And if you thought you liked Dylan going' country on this outing, just WAIT until his next one.... 

"YEEEHAWWW, NASHVILLE!!!"- a hobo on a train holding a jug marked with 3 large X's.

1 comment:

  1. Welcome back! I was afraid that, since you stopped with Blonde on Blonde, perhaps you had suffered a near-fatal motorcycle accident in upstate New York or something.... Sorry to hear about the real reason for your absence, my sympathies for your sad loss.

    My mobile device refuses to display the picture of your meal of "meatless beef tips", although everything else came through fine.... but then my mobile device has rather snobbish tastes regarding food, so maybe I can understand it.

    Never saw that photo of Dillinger before, but had heard the rumor you mention. If said rumor was caused by that photo, then people must have thought that Dillinger's schlong grew out of his navel....

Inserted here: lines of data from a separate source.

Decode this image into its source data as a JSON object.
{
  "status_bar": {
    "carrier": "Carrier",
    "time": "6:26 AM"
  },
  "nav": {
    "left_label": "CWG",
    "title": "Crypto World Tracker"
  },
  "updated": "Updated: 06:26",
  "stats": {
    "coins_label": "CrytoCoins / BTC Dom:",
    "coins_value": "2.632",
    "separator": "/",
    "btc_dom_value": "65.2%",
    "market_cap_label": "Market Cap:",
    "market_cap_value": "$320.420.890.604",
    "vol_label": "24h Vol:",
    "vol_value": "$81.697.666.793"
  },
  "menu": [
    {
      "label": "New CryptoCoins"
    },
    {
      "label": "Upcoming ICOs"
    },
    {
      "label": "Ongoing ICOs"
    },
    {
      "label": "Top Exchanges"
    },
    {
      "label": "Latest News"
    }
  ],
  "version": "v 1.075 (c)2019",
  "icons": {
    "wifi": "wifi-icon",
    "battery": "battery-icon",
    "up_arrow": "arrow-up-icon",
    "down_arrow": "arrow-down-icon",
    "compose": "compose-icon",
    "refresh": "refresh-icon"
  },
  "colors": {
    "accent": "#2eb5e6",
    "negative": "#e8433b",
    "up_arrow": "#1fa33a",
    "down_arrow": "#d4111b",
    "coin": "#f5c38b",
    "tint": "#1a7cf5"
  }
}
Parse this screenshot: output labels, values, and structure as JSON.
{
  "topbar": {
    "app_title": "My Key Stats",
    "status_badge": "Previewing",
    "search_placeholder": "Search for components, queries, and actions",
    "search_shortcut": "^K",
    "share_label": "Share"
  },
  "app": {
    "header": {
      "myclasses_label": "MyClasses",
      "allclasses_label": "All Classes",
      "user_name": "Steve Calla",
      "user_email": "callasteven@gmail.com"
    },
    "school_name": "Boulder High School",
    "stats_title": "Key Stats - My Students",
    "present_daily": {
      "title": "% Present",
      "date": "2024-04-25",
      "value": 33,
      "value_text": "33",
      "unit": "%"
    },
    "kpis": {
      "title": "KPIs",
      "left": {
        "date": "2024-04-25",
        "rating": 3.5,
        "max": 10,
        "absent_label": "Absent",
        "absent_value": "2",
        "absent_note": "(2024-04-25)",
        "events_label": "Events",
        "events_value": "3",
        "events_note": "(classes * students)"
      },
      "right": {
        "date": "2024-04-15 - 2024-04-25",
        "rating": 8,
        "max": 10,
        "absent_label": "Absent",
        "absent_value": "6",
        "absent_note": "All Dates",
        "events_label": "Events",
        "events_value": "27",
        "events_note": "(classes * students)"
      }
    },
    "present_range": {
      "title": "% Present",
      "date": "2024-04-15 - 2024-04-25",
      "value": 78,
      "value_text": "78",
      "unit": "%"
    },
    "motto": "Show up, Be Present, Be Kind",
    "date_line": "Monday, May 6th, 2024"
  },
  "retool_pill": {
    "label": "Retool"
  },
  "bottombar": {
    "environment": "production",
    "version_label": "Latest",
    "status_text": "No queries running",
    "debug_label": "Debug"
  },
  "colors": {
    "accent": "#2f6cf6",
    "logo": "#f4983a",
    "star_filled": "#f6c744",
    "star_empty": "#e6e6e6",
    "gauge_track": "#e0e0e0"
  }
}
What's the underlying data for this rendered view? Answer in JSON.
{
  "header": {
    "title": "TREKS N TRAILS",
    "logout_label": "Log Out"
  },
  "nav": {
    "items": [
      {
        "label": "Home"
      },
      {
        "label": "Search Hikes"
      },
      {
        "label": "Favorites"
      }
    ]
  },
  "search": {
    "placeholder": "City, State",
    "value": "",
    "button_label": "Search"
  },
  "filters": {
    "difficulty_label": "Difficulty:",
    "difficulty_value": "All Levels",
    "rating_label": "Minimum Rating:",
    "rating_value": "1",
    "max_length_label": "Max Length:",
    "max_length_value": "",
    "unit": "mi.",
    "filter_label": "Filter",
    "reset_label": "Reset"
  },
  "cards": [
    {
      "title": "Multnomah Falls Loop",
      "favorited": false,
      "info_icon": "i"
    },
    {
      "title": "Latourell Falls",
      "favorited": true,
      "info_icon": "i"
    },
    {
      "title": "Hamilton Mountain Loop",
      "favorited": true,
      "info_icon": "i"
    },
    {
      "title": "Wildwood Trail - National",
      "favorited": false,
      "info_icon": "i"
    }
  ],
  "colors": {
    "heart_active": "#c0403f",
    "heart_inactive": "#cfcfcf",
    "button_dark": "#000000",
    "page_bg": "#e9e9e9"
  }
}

    Regarding the album itself, my favorite thing about it is that it has probably more harmonica playing per capita than any other Dylan album.... and, after his singing voice, Dylan's harmonica is the thing I like best about his music. His lyrics are good too, of course, but come in third place for me. Seriously.